Among the lines below, tally those that hold "JSON". Return the number and nothing more.

▬▬▬▬▬▬▬▬▬▬

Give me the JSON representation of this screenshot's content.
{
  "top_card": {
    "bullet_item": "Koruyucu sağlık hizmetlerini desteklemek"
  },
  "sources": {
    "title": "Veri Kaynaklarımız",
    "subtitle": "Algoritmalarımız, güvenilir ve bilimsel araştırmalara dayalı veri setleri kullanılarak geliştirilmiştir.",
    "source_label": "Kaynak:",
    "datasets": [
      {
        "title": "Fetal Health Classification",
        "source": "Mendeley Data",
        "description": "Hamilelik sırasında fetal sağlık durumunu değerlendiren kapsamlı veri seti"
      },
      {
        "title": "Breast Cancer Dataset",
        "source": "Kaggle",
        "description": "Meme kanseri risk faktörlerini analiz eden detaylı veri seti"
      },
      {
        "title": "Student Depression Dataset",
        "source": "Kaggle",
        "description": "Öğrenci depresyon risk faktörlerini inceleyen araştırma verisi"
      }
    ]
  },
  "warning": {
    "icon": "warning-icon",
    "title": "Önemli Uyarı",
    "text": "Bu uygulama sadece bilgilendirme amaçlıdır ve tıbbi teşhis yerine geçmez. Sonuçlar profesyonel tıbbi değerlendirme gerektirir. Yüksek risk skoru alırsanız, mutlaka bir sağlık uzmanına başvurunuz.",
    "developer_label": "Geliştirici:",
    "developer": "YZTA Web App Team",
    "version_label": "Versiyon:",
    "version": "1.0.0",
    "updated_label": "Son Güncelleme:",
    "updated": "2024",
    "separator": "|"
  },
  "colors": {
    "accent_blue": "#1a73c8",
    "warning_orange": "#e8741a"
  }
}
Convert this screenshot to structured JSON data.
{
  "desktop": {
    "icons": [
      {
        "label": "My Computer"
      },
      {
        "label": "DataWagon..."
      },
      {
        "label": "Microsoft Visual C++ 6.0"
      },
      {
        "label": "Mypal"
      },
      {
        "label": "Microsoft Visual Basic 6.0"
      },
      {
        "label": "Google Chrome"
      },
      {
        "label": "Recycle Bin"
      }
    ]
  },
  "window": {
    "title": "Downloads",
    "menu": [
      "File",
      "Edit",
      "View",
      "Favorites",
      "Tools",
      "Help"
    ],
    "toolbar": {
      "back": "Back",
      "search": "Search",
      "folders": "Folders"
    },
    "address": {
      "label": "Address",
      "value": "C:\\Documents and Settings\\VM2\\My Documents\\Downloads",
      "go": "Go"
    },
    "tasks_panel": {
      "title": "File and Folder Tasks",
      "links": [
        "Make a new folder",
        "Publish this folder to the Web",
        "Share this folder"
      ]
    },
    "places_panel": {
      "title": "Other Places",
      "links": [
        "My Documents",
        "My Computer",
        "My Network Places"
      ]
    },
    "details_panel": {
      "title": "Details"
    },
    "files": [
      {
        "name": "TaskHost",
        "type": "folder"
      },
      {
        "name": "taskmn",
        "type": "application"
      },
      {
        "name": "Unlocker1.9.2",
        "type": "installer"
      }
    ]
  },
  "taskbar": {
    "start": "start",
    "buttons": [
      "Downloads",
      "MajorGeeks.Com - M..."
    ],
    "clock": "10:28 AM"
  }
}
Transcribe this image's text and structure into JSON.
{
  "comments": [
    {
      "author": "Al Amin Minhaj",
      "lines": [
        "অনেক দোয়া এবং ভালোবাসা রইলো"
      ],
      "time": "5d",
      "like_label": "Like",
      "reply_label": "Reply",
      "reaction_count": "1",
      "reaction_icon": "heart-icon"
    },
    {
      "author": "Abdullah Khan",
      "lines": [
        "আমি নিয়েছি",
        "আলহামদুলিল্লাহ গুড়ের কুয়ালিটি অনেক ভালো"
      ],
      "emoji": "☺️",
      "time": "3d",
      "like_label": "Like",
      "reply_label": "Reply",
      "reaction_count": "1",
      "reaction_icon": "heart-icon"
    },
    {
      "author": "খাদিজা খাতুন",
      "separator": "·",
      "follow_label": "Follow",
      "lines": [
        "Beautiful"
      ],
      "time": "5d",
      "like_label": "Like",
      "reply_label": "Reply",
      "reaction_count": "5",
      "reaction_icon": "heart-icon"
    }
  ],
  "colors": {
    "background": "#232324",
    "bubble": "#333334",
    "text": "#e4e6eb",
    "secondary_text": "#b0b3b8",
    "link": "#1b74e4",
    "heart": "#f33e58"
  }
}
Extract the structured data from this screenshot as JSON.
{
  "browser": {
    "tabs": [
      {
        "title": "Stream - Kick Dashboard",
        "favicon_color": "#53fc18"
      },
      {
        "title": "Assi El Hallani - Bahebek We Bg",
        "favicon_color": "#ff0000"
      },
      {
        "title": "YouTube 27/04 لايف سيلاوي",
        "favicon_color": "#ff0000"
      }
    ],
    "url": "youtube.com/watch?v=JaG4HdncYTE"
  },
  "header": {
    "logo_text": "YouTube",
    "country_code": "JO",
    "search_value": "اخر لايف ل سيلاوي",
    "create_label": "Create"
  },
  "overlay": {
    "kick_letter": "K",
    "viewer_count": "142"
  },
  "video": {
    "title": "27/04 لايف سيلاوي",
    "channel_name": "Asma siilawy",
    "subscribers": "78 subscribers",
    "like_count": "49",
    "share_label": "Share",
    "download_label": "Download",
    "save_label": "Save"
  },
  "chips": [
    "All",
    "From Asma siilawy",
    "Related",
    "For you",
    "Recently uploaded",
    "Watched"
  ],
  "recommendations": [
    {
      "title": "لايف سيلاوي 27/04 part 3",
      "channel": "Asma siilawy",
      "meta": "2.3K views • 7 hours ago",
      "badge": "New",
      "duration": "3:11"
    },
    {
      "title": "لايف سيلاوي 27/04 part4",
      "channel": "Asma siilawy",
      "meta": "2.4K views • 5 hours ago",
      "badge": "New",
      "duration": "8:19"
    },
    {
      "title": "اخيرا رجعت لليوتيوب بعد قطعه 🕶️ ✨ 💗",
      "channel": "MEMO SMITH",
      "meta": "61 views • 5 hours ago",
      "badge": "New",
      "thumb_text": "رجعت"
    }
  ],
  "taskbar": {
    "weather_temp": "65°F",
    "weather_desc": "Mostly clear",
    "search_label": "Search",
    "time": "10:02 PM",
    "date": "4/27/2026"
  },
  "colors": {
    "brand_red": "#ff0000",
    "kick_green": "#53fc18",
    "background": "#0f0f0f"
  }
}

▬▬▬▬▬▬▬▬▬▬

__RESULT OF THIS EXERCISE__
4